MATH 1730 Introduction to Statistics 1 Department: Statistics Semester: 1 No. of credits: 10 Level: 1 Prerequisites: A-level Mathematics, or equivalent. Programmes of Study: MMath; Mathematical Studies; Joint Honours (Science); Joint Honours (Arts); Mathematics with Finance. Aims: To provide an introduction to statistics. Objectives: On completion of this module, students should be able to: a) demonstrate foundation skills in statistical methods, including; b) descriptive statistics and methods of statistical inference. Methods of teaching: Hours: Lectures: 20 Tutorials: 0 Practicals: 3 Other Hours: 5 Examples Classes (joint with MATH 1750). Monitoring of progress: Marked exercises and assessed practicals. Outline Syllabus: Summarising data, graphs and summary statistics; probability and random variables, discrete and continuous; normal distribution; independent identically distributed random variables; confidence intervals and hypothesis tests for means. Detailed Syllabus: 1. Introduction. Applications. Types of data. Populations and samples. Frequency distributions. Histograms. 2. Measures of location. Measures of spread. Interpreting the standard deviation. Quartiles. Sample moments. 3. Probability and random variables. Probability rules. Independence. Random variables. Mean and variance of a discrete random variable. 4. Discrete distributions. Binomial and Poisson distributions. Poisson approximation to the Binomial. The Geometric distribution. Probability generating functions. 5. Continuous random variables. Cumulative distribution function. Probability density function. Mean and variance of a continuous random variable. Population Moments. 6. Continuous distributions. Exponential distribution. The Normal distribution. Use of tables. Normal approximation to Binomial. 7. Statistical Inference. Iid random variables. Point estimation. Sampling distribution of the sample mean. Central limit theorem. Interval estimation. Confidence intervals for mean (variance known and unknown). 8. Hypothesis testing for means. p-values. Tests concerning means. z-test. t-test. Booklist: 1. F. Daly, D. J. Hand, M. C. Jones, A. D. Lunn, K. J. McConway, Elements of Statistics, Addison-Wesley, 1995*. 2. D. G. Rees, Foundations of Statistics, Chapman and Hall, 1987. Informal Description: The subject of Statistics plays an increasingly important role in all our lives. Questions such as Does this drug work ?, Will this candidate be elected ?, Is product A of better quality than product B ?, Will this flood defence work ?, can all be answered by statistical analysis. This course provides an introduction to the essential elements of Statistics. We shall first consider descriptive statistics for data summary, including graphical and numerical techniques. The key ideas of probability and random variables are then discussed, including the Binomial, Poisson, Exponential and Normal distributions. Finally, in order to answer questions such as those above, we introduce statistical
Image of page 1

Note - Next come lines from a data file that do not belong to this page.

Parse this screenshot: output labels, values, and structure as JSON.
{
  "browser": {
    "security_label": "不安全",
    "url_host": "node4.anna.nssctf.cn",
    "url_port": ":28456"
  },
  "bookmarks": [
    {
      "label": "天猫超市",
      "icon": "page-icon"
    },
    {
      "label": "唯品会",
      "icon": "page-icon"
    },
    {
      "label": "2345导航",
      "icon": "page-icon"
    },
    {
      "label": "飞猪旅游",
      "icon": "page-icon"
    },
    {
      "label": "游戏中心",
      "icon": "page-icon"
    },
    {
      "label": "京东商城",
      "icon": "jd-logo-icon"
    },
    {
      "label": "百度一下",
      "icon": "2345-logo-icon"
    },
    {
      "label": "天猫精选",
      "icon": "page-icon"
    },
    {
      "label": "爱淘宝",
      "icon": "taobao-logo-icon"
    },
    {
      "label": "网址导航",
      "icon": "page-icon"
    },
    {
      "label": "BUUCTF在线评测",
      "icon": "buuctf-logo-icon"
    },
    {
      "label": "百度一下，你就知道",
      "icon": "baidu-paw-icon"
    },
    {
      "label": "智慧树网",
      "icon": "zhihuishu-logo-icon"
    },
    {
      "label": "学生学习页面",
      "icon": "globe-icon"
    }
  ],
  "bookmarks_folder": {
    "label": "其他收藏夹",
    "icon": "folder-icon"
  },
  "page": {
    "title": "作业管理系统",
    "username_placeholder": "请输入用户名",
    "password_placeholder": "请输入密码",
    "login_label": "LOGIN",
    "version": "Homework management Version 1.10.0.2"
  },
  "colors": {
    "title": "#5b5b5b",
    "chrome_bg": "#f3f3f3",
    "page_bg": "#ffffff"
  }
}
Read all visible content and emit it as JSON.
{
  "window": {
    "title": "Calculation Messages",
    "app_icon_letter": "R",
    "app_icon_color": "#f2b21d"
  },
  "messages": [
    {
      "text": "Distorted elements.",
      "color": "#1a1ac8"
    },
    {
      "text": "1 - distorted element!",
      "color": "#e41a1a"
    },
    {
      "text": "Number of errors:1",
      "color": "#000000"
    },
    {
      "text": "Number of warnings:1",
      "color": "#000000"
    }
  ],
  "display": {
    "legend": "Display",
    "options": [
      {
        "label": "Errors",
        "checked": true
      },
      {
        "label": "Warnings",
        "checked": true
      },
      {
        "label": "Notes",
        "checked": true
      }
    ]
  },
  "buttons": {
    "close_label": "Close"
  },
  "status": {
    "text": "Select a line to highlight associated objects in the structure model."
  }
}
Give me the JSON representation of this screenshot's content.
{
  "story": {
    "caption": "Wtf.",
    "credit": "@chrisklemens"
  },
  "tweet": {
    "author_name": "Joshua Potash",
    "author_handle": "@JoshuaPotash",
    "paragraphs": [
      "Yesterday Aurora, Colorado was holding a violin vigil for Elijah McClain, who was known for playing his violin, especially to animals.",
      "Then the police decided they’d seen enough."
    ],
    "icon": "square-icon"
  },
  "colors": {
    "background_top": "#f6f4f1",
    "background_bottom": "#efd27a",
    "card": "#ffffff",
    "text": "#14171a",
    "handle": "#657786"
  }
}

Info iconThis preview has intentionally blurred sections. Sign up to view the full version.

View Full Document Right Arrow Icon
Image of page 2
This is the end of the preview. Sign up to access the rest of the document.

{[ snackBarMessage ]}

What students are saying

  • Left Quote Icon

    As a current student on this bumpy collegiate pathway, I stumbled upon Course Hero, where I can find study resources for nearly all my courses, get online help from tutors 24/7, and even share my old projects, papers, and lecture notes with other students.

    Student Picture

    Kiran Temple University Fox School of Business ‘17, Course Hero Intern

  • Left Quote Icon

    I cannot even describe how much Course Hero helped me this summer. It’s truly become something I can always rely on and help me. In the end, I was not only able to survive summer classes, but I was able to thrive thanks to Course Hero.

    Student Picture

    Dana University of Pennsylvania ‘17, Course Hero Intern

  • Left Quote Icon

    The ability to access any university’s resources through Course Hero proved invaluable in my case. I was behind on Tulane coursework and actually used UCLA’s materials to help me move forward and get everything together on time.

    Student Picture

    Jill Tulane University ‘16, Course Hero Intern